Filing bankruptcy can be an extremely difficult time for businesses. Will the business be able to stay open? Will employees be laid off? These questions can be overwhelming and depend on which type of bankruptcy a business chooses.
For businesses, there are three potential bankruptcy options that will determine whether a business will remain open.
Chapter 7 bankruptcy is known as “liquidation bankruptcy.” Often, a business will close after a Chapter 7 bankruptcy filing because you will need to sell off the assets to repay the debts.
Chapter 7 bankruptcy is managed by a trustee, which can come as a relief to business owners who do not want to manage the process.
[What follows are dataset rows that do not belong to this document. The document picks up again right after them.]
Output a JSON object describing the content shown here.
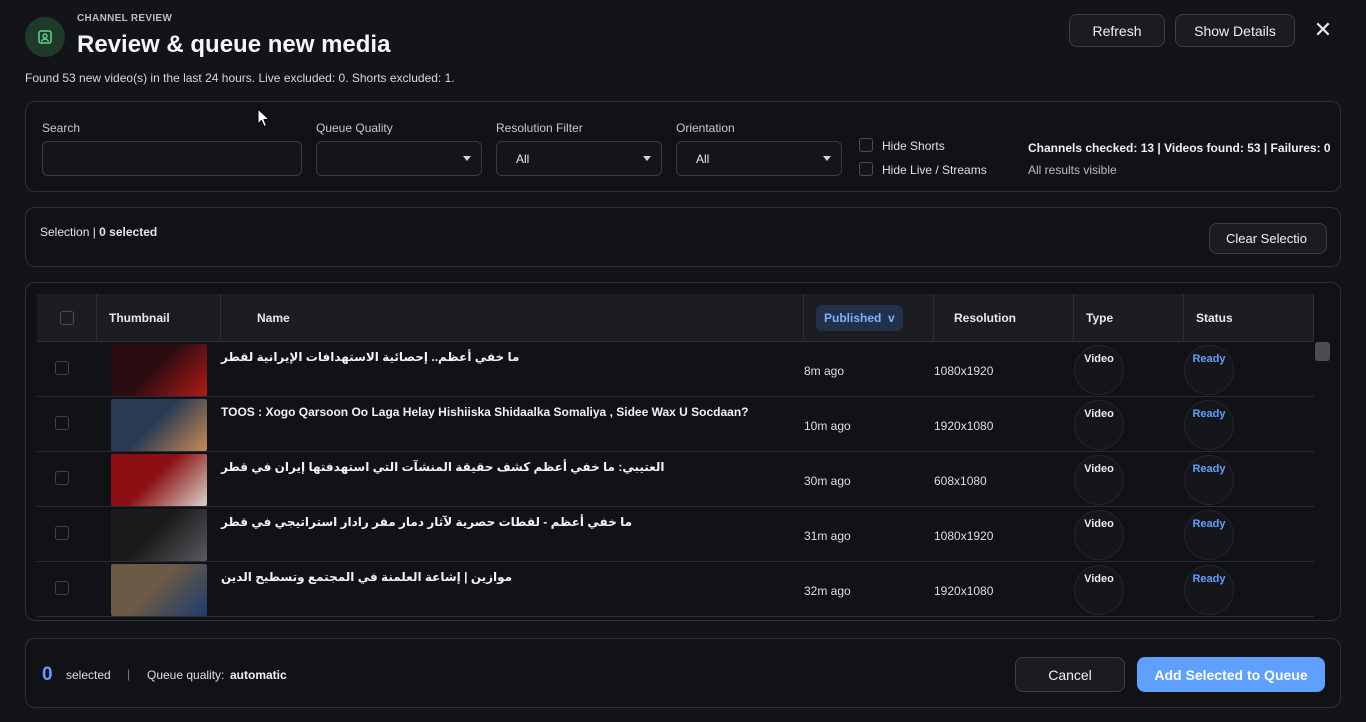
{
  "header": {
    "eyebrow": "CHANNEL REVIEW",
    "title": "Review & queue new media",
    "subtitle": "Found 53 new video(s) in the last 24 hours. Live excluded: 0. Shorts excluded: 1.",
    "refresh_label": "Refresh",
    "details_label": "Show Details",
    "close_glyph": "✕",
    "icon": "user-square-icon"
  },
  "filters": {
    "search_label": "Search",
    "search_value": "",
    "queue_quality_label": "Queue Quality",
    "queue_quality_value": "",
    "resolution_label": "Resolution Filter",
    "resolution_value": "All",
    "orientation_label": "Orientation",
    "orientation_value": "All",
    "hide_shorts_label": "Hide Shorts",
    "hide_live_label": "Hide Live / Streams",
    "stats": "Channels checked: 13 | Videos found: 53 | Failures: 0",
    "stats_sub": "All results visible"
  },
  "selection": {
    "label": "Selection",
    "separator": " | ",
    "count_text": "0 selected",
    "clear_label": "Clear Selectio"
  },
  "table": {
    "columns": {
      "thumbnail": "Thumbnail",
      "name": "Name",
      "published": "Published",
      "sort_indicator": "v",
      "resolution": "Resolution",
      "type": "Type",
      "status": "Status"
    },
    "rows": [
      {
        "name": "ما خفي أعظم.. إحصائية الاستهدافات الإيرانية لقطر",
        "published": "8m ago",
        "resolution": "1080x1920",
        "type": "Video",
        "status": "Ready",
        "thumb_colors": [
          "#2a0c10",
          "#b31a1a"
        ]
      },
      {
        "name": "TOOS : Xogo Qarsoon Oo Laga Helay Hishiiska Shidaalka Somaliya , Sidee Wax U Socdaan?",
        "published": "10m ago",
        "resolution": "1920x1080",
        "type": "Video",
        "status": "Ready",
        "thumb_colors": [
          "#2a3a55",
          "#c88a52"
        ]
      },
      {
        "name": "العتيبي: ما خفي أعظم كشف حقيقة المنشآت التي استهدفتها إيران في قطر",
        "published": "30m ago",
        "resolution": "608x1080",
        "type": "Video",
        "status": "Ready",
        "thumb_colors": [
          "#8c0f14",
          "#d8d2c8"
        ]
      },
      {
        "name": "ما خفي أعظم - لقطات حصرية لآثار دمار مقر رادار استراتيجي في قطر",
        "published": "31m ago",
        "resolution": "1080x1920",
        "type": "Video",
        "status": "Ready",
        "thumb_colors": [
          "#1b1b1d",
          "#5a5a5e"
        ]
      },
      {
        "name": "موازين | إشاعة العلمنة في المجتمع وتسطيح الدين",
        "published": "32m ago",
        "resolution": "1920x1080",
        "type": "Video",
        "status": "Ready",
        "thumb_colors": [
          "#6b5a45",
          "#1d3c6e"
        ]
      }
    ]
  },
  "footer": {
    "count": "0",
    "selected_label": "selected",
    "separator": "|",
    "queue_quality_label": "Queue quality:",
    "queue_quality_value": "automatic",
    "cancel_label": "Cancel",
    "add_label": "Add Selected to Queue"
  },
  "colors": {
    "accent": "#5fa0ff",
    "background": "#141518"
  }
}
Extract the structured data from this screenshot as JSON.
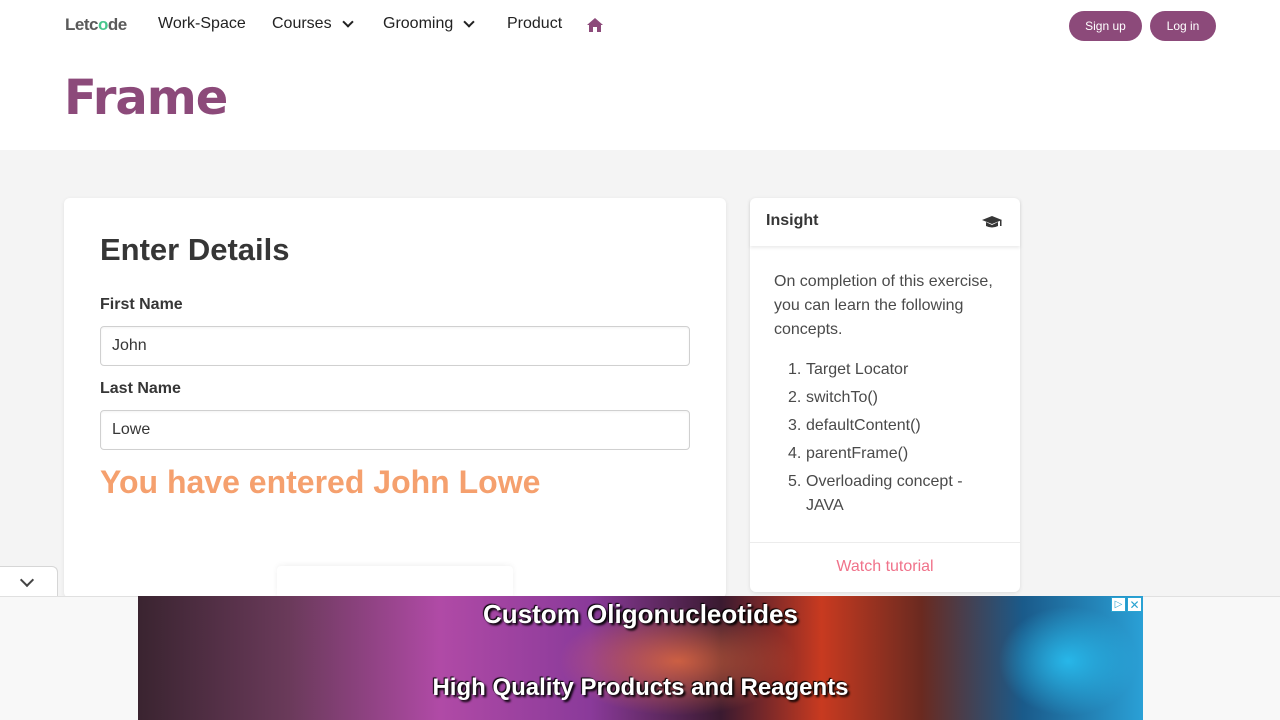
{
  "nav": {
    "logo_prefix": "Let",
    "logo_o": "o",
    "logo_suffix": "de",
    "items": [
      {
        "label": "Work-Space"
      },
      {
        "label": "Courses"
      },
      {
        "label": "Grooming"
      },
      {
        "label": "Product"
      }
    ],
    "home_icon": "home-icon",
    "signup": "Sign up",
    "login": "Log in"
  },
  "hero": {
    "title": "Frame"
  },
  "form": {
    "title": "Enter Details",
    "first_name_label": "First Name",
    "first_name_value": "John",
    "last_name_label": "Last Name",
    "last_name_value": "Lowe",
    "result": "You have entered John Lowe"
  },
  "insight": {
    "title": "Insight",
    "icon": "graduation-cap-icon",
    "description": "On completion of this exercise, you can learn the following concepts.",
    "concepts": [
      {
        "num": "1.",
        "text": "Target Locator"
      },
      {
        "num": "2.",
        "text": "switchTo()"
      },
      {
        "num": "3.",
        "text": "defaultContent()"
      },
      {
        "num": "4.",
        "text": "parentFrame()"
      },
      {
        "num": "5.",
        "text": "Overloading concept - JAVA"
      }
    ],
    "watch": "Watch tutorial"
  },
  "ad": {
    "line1": "Custom Oligonucleotides",
    "line2": "High Quality Products and Reagents",
    "info_glyph": "▷",
    "close_glyph": "✕"
  },
  "colors": {
    "brand": "#8c4a7a",
    "result": "#f5a06e",
    "link": "#f0728a",
    "section_bg": "#f4f4f4"
  }
}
Chapter 7 is also a very transparent process, which can be both positive and negative.
Often referred to as “reorganization bankruptcy,” Chapter 11 bankruptcy can be a good option for many businesses. This type of bankruptcy allows small businesses to continue operating while reorganizing debts and setting up a plan to repay debts. Chapter 11 is an option for partnerships, limited liability companies and corporations looking to pay off their debts and keep their doors open.
Generally, businesses that choose a Chapter 11 bankruptcy will downsize or sell off a portion of assets to stay profitable and keep the business going.
Like Chapter 11 bankruptcy, a Chapter 13 bankruptcy allows businesses to keep assets and reorganize debts under a repayment plan. However, Chapter 13 bankruptcy is typically only an option for individuals or businesses that operate as a sole proprietorship.
This type of bankruptcy allows a sole proprietor to pay off debts using both business and personal assets. While there are rules in determining exempt and nonexempt property in a Chapter 13 bankruptcy, this type of bankruptcy can allow sole proprietors to keep their business operating while reorganizing both personal and business finances.
Choosing which bankruptcy is right for your business can be complex. It is important to take time to research and speak to an experienced bankruptcy attorney to determine which option might work best for your business.